Data about app and page elements:
.....

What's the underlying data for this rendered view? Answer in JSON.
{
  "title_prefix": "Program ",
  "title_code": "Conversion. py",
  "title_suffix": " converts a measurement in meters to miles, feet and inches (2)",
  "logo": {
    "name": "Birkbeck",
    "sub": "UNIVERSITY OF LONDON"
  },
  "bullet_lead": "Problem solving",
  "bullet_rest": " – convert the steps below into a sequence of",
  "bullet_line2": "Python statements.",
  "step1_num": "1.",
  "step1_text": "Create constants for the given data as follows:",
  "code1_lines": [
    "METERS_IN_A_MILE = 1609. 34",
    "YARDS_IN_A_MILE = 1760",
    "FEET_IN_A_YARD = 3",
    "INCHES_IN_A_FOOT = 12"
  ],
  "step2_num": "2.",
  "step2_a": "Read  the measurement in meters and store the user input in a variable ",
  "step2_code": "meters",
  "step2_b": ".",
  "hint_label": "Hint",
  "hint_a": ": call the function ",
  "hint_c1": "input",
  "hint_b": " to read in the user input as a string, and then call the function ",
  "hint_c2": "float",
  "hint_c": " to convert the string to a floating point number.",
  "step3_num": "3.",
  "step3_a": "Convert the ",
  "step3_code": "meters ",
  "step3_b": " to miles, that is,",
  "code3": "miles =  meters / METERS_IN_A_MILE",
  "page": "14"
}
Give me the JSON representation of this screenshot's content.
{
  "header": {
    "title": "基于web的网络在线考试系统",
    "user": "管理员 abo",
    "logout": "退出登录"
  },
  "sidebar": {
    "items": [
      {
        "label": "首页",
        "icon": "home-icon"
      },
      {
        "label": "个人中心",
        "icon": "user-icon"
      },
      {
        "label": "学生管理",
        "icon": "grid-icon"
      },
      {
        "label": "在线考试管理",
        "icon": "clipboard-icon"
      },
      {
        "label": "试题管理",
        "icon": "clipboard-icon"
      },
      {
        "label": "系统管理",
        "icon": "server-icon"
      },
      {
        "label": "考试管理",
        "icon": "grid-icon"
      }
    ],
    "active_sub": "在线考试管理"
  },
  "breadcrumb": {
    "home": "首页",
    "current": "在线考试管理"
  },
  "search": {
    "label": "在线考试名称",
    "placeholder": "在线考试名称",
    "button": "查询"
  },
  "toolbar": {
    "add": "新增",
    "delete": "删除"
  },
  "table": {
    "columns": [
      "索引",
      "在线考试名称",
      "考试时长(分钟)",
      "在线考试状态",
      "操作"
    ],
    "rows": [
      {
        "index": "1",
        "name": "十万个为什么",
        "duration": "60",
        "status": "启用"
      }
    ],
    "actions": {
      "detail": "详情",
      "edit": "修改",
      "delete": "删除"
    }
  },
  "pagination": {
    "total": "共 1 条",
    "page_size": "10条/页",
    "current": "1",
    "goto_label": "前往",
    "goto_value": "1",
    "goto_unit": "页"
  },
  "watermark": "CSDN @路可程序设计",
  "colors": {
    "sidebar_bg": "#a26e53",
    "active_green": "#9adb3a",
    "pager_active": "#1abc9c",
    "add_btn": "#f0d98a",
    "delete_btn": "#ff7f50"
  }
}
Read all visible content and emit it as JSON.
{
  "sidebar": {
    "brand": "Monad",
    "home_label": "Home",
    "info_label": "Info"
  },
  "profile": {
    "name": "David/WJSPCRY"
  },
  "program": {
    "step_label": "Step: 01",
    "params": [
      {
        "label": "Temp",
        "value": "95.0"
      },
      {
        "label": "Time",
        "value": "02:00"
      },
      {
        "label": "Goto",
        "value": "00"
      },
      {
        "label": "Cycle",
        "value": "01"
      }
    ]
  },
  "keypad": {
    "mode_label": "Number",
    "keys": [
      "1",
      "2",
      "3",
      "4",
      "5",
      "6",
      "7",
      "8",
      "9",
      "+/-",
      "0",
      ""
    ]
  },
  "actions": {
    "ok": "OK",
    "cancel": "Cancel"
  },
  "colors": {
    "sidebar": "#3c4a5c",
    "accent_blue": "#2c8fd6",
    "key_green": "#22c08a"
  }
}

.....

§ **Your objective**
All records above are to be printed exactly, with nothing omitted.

§ **Your response**
What's the underlying data for this rendered view? Answer in JSON.
{
  "title_prefix": "Program ",
  "title_code": "Conversion. py",
  "title_suffix": " converts a measurement in meters to miles, feet and inches (2)",
  "logo": {
    "name": "Birkbeck",
    "sub": "UNIVERSITY OF LONDON"
  },
  "bullet_lead": "Problem solving",
  "bullet_rest": " – convert the steps below into a sequence of",
  "bullet_line2": "Python statements.",
  "step1_num": "1.",
  "step1_text": "Create constants for the given data as follows:",
  "code1_lines": [
    "METERS_IN_A_MILE = 1609. 34",
    "YARDS_IN_A_MILE = 1760",
    "FEET_IN_A_YARD = 3",
    "INCHES_IN_A_FOOT = 12"
  ],
  "step2_num": "2.",
  "step2_a": "Read  the measurement in meters and store the user input in a variable ",
  "step2_code": "meters",
  "step2_b": ".",
  "hint_label": "Hint",
  "hint_a": ": call the function ",
  "hint_c1": "input",
  "hint_b": " to read in the user input as a string, and then call the function ",
  "hint_c2": "float",
  "hint_c": " to convert the string to a floating point number.",
  "step3_num": "3.",
  "step3_a": "Convert the ",
  "step3_code": "meters ",
  "step3_b": " to miles, that is,",
  "code3": "miles =  meters / METERS_IN_A_MILE",
  "page": "14"
}
Give me the JSON representation of this screenshot's content.
{
  "header": {
    "title": "基于web的网络在线考试系统",
    "user": "管理员 abo",
    "logout": "退出登录"
  },
  "sidebar": {
    "items": [
      {
        "label": "首页",
        "icon": "home-icon"
      },
      {
        "label": "个人中心",
        "icon": "user-icon"
      },
      {
        "label": "学生管理",
        "icon": "grid-icon"
      },
      {
        "label": "在线考试管理",
        "icon": "clipboard-icon"
      },
      {
        "label": "试题管理",
        "icon": "clipboard-icon"
      },
      {
        "label": "系统管理",
        "icon": "server-icon"
      },
      {
        "label": "考试管理",
        "icon": "grid-icon"
      }
    ],
    "active_sub": "在线考试管理"
  },
  "breadcrumb": {
    "home": "首页",
    "current": "在线考试管理"
  },
  "search": {
    "label": "在线考试名称",
    "placeholder": "在线考试名称",
    "button": "查询"
  },
  "toolbar": {
    "add": "新增",
    "delete": "删除"
  },
  "table": {
    "columns": [
      "索引",
      "在线考试名称",
      "考试时长(分钟)",
      "在线考试状态",
      "操作"
    ],
    "rows": [
      {
        "index": "1",
        "name": "十万个为什么",
        "duration": "60",
        "status": "启用"
      }
    ],
    "actions": {
      "detail": "详情",
      "edit": "修改",
      "delete": "删除"
    }
  },
  "pagination": {
    "total": "共 1 条",
    "page_size": "10条/页",
    "current": "1",
    "goto_label": "前往",
    "goto_value": "1",
    "goto_unit": "页"
  },
  "watermark": "CSDN @路可程序设计",
  "colors": {
    "sidebar_bg": "#a26e53",
    "active_green": "#9adb3a",
    "pager_active": "#1abc9c",
    "add_btn": "#f0d98a",
    "delete_btn": "#ff7f50"
  }
}
Read all visible content and emit it as JSON.
{
  "sidebar": {
    "brand": "Monad",
    "home_label": "Home",
    "info_label": "Info"
  },
  "profile": {
    "name": "David/WJSPCRY"
  },
  "program": {
    "step_label": "Step: 01",
    "params": [
      {
        "label": "Temp",
        "value": "95.0"
      },
      {
        "label": "Time",
        "value": "02:00"
      },
      {
        "label": "Goto",
        "value": "00"
      },
      {
        "label": "Cycle",
        "value": "01"
      }
    ]
  },
  "keypad": {
    "mode_label": "Number",
    "keys": [
      "1",
      "2",
      "3",
      "4",
      "5",
      "6",
      "7",
      "8",
      "9",
      "+/-",
      "0",
      ""
    ]
  },
  "actions": {
    "ok": "OK",
    "cancel": "Cancel"
  },
  "colors": {
    "sidebar": "#3c4a5c",
    "accent_blue": "#2c8fd6",
    "key_green": "#22c08a"
  }
}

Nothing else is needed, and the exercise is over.